One of my richest blessings is the friendship I share with a senior friend. The afternoons I spend with her are some of my favorites. We love to share conversation over some Panera soup and half a sandwich and then wander the aisles at a local department store – looking for a new top that will make her feel pretty. She is always delighted if I have “just a few minutes” to come in and visit when I take her home. After our already “visiting” for hours:) She will tell me once again (as if for the first time) all her favorite stories and memories from a life of 90 years. We laugh at the funny parts and tear at the sad ones just like we have every time she shares the story.

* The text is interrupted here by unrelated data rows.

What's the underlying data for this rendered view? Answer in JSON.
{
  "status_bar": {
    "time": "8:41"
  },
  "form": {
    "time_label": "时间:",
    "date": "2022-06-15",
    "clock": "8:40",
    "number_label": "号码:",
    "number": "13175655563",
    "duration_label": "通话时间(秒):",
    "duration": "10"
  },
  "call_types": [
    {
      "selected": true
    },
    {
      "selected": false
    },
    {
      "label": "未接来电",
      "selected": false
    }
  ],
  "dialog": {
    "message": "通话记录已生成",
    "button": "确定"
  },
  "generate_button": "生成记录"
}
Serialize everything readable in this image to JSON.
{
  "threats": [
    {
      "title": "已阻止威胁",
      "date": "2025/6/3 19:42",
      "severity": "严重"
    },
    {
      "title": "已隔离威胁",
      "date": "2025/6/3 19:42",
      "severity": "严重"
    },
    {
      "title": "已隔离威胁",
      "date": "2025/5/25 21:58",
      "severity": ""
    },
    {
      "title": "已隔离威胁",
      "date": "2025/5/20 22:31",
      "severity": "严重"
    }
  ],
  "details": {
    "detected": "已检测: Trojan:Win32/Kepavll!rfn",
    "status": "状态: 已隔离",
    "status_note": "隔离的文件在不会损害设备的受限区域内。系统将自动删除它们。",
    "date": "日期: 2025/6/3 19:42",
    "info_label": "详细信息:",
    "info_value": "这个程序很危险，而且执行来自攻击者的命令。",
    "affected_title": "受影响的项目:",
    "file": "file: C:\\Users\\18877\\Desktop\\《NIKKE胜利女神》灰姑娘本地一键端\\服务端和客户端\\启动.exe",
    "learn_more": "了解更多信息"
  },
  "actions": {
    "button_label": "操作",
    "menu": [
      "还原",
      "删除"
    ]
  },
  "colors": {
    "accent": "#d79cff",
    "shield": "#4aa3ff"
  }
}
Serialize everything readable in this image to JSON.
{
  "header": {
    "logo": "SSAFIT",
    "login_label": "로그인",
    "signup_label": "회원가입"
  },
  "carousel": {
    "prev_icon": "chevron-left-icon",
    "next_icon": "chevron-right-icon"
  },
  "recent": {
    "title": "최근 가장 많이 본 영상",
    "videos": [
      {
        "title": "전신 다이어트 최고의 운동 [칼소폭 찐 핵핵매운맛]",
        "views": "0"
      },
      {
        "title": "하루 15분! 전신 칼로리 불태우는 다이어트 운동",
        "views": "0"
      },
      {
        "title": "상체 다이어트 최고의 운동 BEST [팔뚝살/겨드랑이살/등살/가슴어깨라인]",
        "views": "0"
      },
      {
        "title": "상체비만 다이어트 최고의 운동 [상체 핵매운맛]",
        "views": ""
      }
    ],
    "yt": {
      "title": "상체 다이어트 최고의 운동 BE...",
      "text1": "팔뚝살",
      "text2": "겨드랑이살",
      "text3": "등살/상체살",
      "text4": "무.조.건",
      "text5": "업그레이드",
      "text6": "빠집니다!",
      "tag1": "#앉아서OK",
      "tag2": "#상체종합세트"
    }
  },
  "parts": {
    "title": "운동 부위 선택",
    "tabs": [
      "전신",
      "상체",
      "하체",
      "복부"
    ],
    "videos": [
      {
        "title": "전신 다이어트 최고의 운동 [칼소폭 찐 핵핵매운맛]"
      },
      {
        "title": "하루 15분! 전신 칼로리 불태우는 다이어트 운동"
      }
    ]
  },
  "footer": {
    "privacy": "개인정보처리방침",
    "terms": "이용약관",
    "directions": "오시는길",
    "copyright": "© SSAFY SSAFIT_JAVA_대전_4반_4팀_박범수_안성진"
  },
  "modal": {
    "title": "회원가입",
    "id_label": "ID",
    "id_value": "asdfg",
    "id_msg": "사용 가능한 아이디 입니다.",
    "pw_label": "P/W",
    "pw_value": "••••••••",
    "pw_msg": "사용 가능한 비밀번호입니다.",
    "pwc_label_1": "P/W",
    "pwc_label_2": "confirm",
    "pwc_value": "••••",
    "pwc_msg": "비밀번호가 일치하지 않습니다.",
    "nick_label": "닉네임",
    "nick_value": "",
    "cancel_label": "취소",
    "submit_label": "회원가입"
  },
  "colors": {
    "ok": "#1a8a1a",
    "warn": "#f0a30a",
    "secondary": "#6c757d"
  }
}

Her eyesight is limited and while it really does not slow her down, it is bothersome to her. Poor vision and a fall several years ago, occasionally, make her unsteady on her feet. So, without even thinking about it, when we leave the house, or walk across a parking lot or navigate crowded stores, I take her arm. I make sure she is steady. Her smooth hand gently resting on my arm gives her reassurance. No need to anxious – or to be in a hurry. Simply walking together.
Her poise, evident even while having to rely on another, is reflected in her life as well. She has experienced much. She has known much joy and, as well, much sorrow, loss, and heartache. But her testimony is precious. Just as willing as she is to rely on a friend, she leans on her Lord and allows Him to direct her paths. He keeps her steady. And she is teaching me how to do the same.
One of the things I have most missed during the weeks of quarantine has been true connection. Afternoons over soup. Telling – and retelling – stories. Laughing over games of UNO. Sharing life…and giving hugs. It is the simplest form of hospitality, but no doubt some of the most sincere. I very much miss my senior friends. I may have taken for granted how precious afternoons together were or how much my soul needs them. One more quarantine lesson. I look forward to being together again soon.